:: Data section ::
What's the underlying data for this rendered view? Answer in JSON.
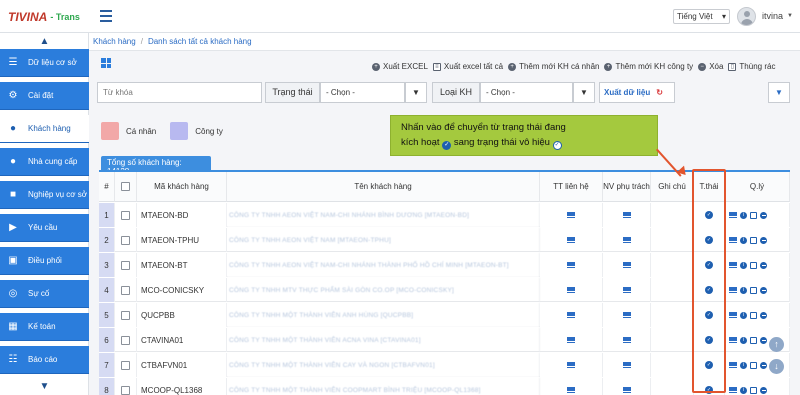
{
  "header": {
    "logo_mark": "TIVINA",
    "logo_sub": "- Trans",
    "language": "Tiếng Việt",
    "username": "itvina"
  },
  "sidebar": {
    "items": [
      {
        "label": "Dữ liệu cơ sở",
        "icon": "list-icon"
      },
      {
        "label": "Cài đặt",
        "icon": "gear-icon"
      },
      {
        "label": "Khách hàng",
        "icon": "user-icon",
        "active": true
      },
      {
        "label": "Nhà cung cấp",
        "icon": "users-icon"
      },
      {
        "label": "Nghiệp vụ cơ sở",
        "icon": "truck-icon"
      },
      {
        "label": "Yêu cầu",
        "icon": "cart-icon"
      },
      {
        "label": "Điều phối",
        "icon": "cube-icon"
      },
      {
        "label": "Sự cố",
        "icon": "life-ring-icon"
      },
      {
        "label": "Kế toán",
        "icon": "calculator-icon"
      },
      {
        "label": "Báo cáo",
        "icon": "table-icon"
      }
    ]
  },
  "breadcrumb": {
    "root": "Khách hàng",
    "current": "Danh sách tất cả khách hàng"
  },
  "toolbar": {
    "actions": [
      {
        "label": "Xuất EXCEL",
        "icon": "export-icon"
      },
      {
        "label": "Xuất excel tất cả",
        "icon": "file-icon"
      },
      {
        "label": "Thêm mới KH cá nhân",
        "icon": "plus-circle-icon"
      },
      {
        "label": "Thêm mới KH công ty",
        "icon": "plus-circle-icon"
      },
      {
        "label": "Xóa",
        "icon": "minus-circle-icon"
      },
      {
        "label": "Thùng rác",
        "icon": "trash-icon"
      }
    ]
  },
  "filter": {
    "keyword_placeholder": "Từ khóa",
    "status_label": "Trạng thái",
    "status_value": "- Chọn -",
    "type_label": "Loại KH",
    "type_value": "- Chọn -",
    "export_label": "Xuất dữ liệu"
  },
  "legend": {
    "personal": {
      "label": "Cá nhân",
      "color": "#f2a8a8"
    },
    "company": {
      "label": "Công ty",
      "color": "#b8b9f0"
    }
  },
  "callout": {
    "line1": "Nhấn vào để chuyển từ trạng thái đang",
    "line2a": "kích hoạt",
    "line2b": "sang trạng thái vô hiệu"
  },
  "count_label": "Tổng số khách hàng: 14128",
  "table": {
    "headers": {
      "num": "#",
      "code": "Mã khách hàng",
      "name": "Tên khách hàng",
      "contact": "TT liên hệ",
      "staff": "NV phụ trách",
      "note": "Ghi chú",
      "status": "T.thái",
      "manage": "Q.lý"
    },
    "rows": [
      {
        "idx": "1",
        "code": "MTAEON-BD",
        "name": "CÔNG TY TNHH AEON VIỆT NAM-CHI NHÁNH BÌNH DƯƠNG [MTAEON-BD]"
      },
      {
        "idx": "2",
        "code": "MTAEON-TPHU",
        "name": "CÔNG TY TNHH AEON VIỆT NAM [MTAEON-TPHU]"
      },
      {
        "idx": "3",
        "code": "MTAEON-BT",
        "name": "CÔNG TY TNHH AEON VIỆT NAM-CHI NHÁNH THÀNH PHỐ HỒ CHÍ MINH [MTAEON-BT]"
      },
      {
        "idx": "4",
        "code": "MCO-CONICSKY",
        "name": "CÔNG TY TNHH MTV THỰC PHẨM SÀI GÒN CO.OP [MCO-CONICSKY]"
      },
      {
        "idx": "5",
        "code": "QUCPBB",
        "name": "CÔNG TY TNHH MỘT THÀNH VIÊN ANH HÙNG [QUCPBB]"
      },
      {
        "idx": "6",
        "code": "CTAVINA01",
        "name": "CÔNG TY TNHH MỘT THÀNH VIÊN ACNA VINA [CTAVINA01]"
      },
      {
        "idx": "7",
        "code": "CTBAFVN01",
        "name": "CÔNG TY TNHH MỘT THÀNH VIÊN CAY VÀ NGON [CTBAFVN01]"
      },
      {
        "idx": "8",
        "code": "MCOOP-QL1368",
        "name": "CÔNG TY TNHH MỘT THÀNH VIÊN COOPMART BÌNH TRIỆU [MCOOP-QL1368]"
      }
    ]
  }
}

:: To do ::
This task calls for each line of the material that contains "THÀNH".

:: Expected answer ::
        "name": "CÔNG TY TNHH AEON VIỆT NAM-CHI NHÁNH THÀNH PHỐ HỒ CHÍ MINH [MTAEON-BT]"
        "name": "CÔNG TY TNHH MỘT THÀNH VIÊN ANH HÙNG [QUCPBB]"
        "name": "CÔNG TY TNHH MỘT THÀNH VIÊN ACNA VINA [CTAVINA01]"
        "name": "CÔNG TY TNHH MỘT THÀNH VIÊN CAY VÀ NGON [CTBAFVN01]"
        "name": "CÔNG TY TNHH MỘT THÀNH VIÊN COOPMART BÌNH TRIỆU [MCOOP-QL1368]"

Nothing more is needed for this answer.